> DATA LISTING:
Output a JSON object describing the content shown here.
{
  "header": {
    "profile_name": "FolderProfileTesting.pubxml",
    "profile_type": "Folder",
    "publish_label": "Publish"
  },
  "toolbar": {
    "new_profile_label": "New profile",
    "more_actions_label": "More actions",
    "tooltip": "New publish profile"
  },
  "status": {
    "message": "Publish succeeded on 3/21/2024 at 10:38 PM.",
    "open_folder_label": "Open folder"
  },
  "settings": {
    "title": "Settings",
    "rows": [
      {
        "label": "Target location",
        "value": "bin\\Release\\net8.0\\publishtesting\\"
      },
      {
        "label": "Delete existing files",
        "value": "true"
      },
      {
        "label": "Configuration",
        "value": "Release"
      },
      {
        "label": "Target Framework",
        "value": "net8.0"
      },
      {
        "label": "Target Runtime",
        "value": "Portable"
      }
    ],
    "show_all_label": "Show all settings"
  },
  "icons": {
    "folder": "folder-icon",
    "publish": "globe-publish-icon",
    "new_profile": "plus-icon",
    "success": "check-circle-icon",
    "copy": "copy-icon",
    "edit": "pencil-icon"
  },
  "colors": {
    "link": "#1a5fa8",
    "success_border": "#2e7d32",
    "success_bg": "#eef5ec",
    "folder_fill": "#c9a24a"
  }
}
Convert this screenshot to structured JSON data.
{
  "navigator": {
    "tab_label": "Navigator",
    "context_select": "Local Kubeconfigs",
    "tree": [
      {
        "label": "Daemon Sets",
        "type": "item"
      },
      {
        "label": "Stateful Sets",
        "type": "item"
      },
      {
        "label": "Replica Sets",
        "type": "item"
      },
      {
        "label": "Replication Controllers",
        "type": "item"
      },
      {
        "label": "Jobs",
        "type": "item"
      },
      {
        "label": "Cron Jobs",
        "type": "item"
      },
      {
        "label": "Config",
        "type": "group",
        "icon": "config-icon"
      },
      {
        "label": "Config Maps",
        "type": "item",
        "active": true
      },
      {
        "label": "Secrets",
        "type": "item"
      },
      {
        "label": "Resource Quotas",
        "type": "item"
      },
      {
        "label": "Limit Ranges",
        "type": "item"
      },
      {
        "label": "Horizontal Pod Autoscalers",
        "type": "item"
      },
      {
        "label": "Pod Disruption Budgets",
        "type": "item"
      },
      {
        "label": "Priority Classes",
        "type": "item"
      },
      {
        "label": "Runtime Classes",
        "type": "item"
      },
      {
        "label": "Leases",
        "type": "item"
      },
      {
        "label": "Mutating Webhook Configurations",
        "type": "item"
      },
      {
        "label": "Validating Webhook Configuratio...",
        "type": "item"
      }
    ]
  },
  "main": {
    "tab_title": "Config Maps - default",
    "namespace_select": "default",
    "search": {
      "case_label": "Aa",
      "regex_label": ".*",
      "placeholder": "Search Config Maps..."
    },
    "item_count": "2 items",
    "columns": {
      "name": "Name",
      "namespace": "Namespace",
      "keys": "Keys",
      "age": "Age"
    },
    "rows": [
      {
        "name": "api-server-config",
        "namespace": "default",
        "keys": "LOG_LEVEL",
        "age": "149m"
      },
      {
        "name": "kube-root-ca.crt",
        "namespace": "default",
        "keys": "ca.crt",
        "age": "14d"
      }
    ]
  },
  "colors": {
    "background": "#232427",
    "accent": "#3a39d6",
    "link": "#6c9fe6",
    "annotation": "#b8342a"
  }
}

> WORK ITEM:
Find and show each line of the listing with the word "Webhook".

> ANSWER BELOW:
        "label": "Mutating Webhook Configurations",
        "label": "Validating Webhook Configuratio...",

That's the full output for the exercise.